-OVF E-News Editor, Tara Crow
August General Meeting Update
We hope you will be able to join us for the August general meeting. The meeting will be held on Saturday 8/14 at 1pm. Even though there will be no potluck lunch beforehand, tables, chairs and the shade cloth will be set up if you would like to bring your own lunch and socialize at noon.
Community Service Hours
Just a reminder that half of your community service hours need to be completed by Sept. 1st. Associates are allowed to work half of the community hours required, members need to work the other half. Members or associates can get hours by working on a work day, gate closing, acting as a work day supervisor or time keeper. You can also contact Katie Taylor for beautification work.

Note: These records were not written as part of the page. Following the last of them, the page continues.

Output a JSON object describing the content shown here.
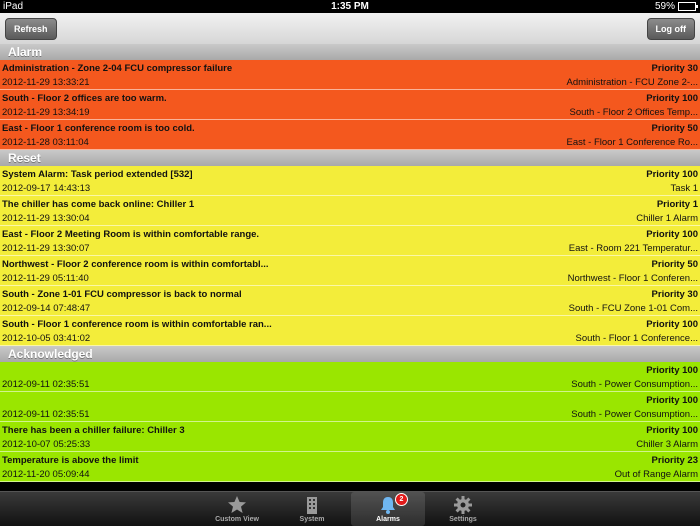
{
  "status_bar": {
    "device": "iPad",
    "time": "1:35 PM",
    "battery": "59%",
    "battery_level": 0.59
  },
  "toolbar": {
    "refresh_label": "Refresh",
    "logoff_label": "Log off"
  },
  "sections": [
    {
      "title": "Alarm",
      "rows": [
        {
          "message": "Administration - Zone 2-04 FCU compressor failure",
          "timestamp": "2012-11-29 13:33:21",
          "priority": "Priority  30",
          "source": "Administration - FCU Zone 2-..."
        },
        {
          "message": "South - Floor 2 offices are too warm.",
          "timestamp": "2012-11-29 13:34:19",
          "priority": "Priority  100",
          "source": "South - Floor 2 Offices Temp..."
        },
        {
          "message": "East - Floor 1 conference room is too cold.",
          "timestamp": "2012-11-28 03:11:04",
          "priority": "Priority  50",
          "source": "East - Floor 1 Conference Ro..."
        }
      ]
    },
    {
      "title": "Reset",
      "rows": [
        {
          "message": "System Alarm: Task period extended [532]",
          "timestamp": "2012-09-17 14:43:13",
          "priority": "Priority  100",
          "source": "Task 1"
        },
        {
          "message": "The chiller has come back online: Chiller 1",
          "timestamp": "2012-11-29 13:30:04",
          "priority": "Priority  1",
          "source": "Chiller 1 Alarm"
        },
        {
          "message": "East - Floor 2 Meeting Room is within comfortable range.",
          "timestamp": "2012-11-29 13:30:07",
          "priority": "Priority  100",
          "source": "East - Room 221 Temperatur..."
        },
        {
          "message": "Northwest - Floor 2 conference room is within comfortabl...",
          "timestamp": "2012-11-29 05:11:40",
          "priority": "Priority  50",
          "source": "Northwest - Floor 1 Conferen..."
        },
        {
          "message": "South - Zone 1-01 FCU compressor is back to normal",
          "timestamp": "2012-09-14 07:48:47",
          "priority": "Priority  30",
          "source": "South - FCU Zone 1-01 Com..."
        },
        {
          "message": "South - Floor 1 conference room is within comfortable ran...",
          "timestamp": "2012-10-05 03:41:02",
          "priority": "Priority  100",
          "source": "South - Floor 1 Conference..."
        }
      ]
    },
    {
      "title": "Acknowledged",
      "rows": [
        {
          "message": "",
          "timestamp": "2012-09-11 02:35:51",
          "priority": "Priority  100",
          "source": "South - Power Consumption..."
        },
        {
          "message": "",
          "timestamp": "2012-09-11 02:35:51",
          "priority": "Priority  100",
          "source": "South - Power Consumption..."
        },
        {
          "message": "There has been a chiller failure: Chiller 3",
          "timestamp": "2012-10-07 05:25:33",
          "priority": "Priority  100",
          "source": "Chiller 3 Alarm"
        },
        {
          "message": "Temperature is above the limit",
          "timestamp": "2012-11-20 05:09:44",
          "priority": "Priority  23",
          "source": "Out of Range Alarm"
        }
      ]
    }
  ],
  "tabs": [
    {
      "label": "Custom View",
      "icon": "star-icon"
    },
    {
      "label": "System",
      "icon": "building-icon"
    },
    {
      "label": "Alarms",
      "icon": "alarm-bell-icon",
      "badge": "2",
      "active": true
    },
    {
      "label": "Settings",
      "icon": "gear-icon"
    }
  ],
  "colors": {
    "alarm": "#f4581e",
    "reset": "#f3ed3a",
    "acknowledged": "#9ae600",
    "badge": "#e21b1b"
  }
}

Video Producers Wanted
Want to earn volunteer hours making gardening videos? We would love to find members who could write, shoot, edit and publish short videos on everything from OVF history to seeding carrots. Phone videos are totally fine, no experience necessary. Please reach out to Andy Morris (Ph 1 Middle) if interested.
A Few Thanks
Thank you very much to Scott Feidman and Erin Jones (Ph 3 Lower) for organizing the OVF tools. They took it upon themselves to take a detailed inventory of the entire toolshed, tossing some tools (which will be replaced) and organizing the rest.
Thank you to Laurel Heirloom Tomatoes for donating over 400 seedlings (retail value $6 each!) at the June General Meeting. Follow Laurel’s newsletter and check out the in-person seedling sales for some more great information and opportunities before the end of tomato season. (Photos by Dean Cleverdon).
Chances are, if you garden at OVF, you’ve encountered powdery mildew. Here is an article from Colorado State University with everything that you wanted to know about powdery mildew and more.
Why do some years seem to be worse for powdery mildew than others? The article gives this answer: “The severity of the disease depends on many factors: variety of the host plant, age and condition of the plant, and weather conditions during the growing season. Powdery mildews are severe in warm, dry climates. This is because the fungus does not need the presence of water on the leaf surface for infection to occur. However, the relative humidity of the air does need to be high for spore germination. Therefore, the disease is common in crowded plantings where air circulation is poor and in damp, shaded areas. Incidence of infection increases as relative humidity rises to 90 percent, but it does not occur when leaf surfaces are wet (e.g., in a rain shower). Young, succulent growth usually is more susceptible than older plant tissues.”
So there you have it! When you can’t control the weather: sun and air circulation are your friends! Don’t over crowd plants, remove affected and dead leaves and avoid overhead watering to reduce humidity.
Board Meeting Minutes
Here’s a link to the board meeting minutes from July. Always feel free to reach out with questions here.
As always: we want to hear from you! Send us an email, reach out on Facebook, or tag us on Instagram @oceanviewfarms.
That’s all for now. Happy gardening!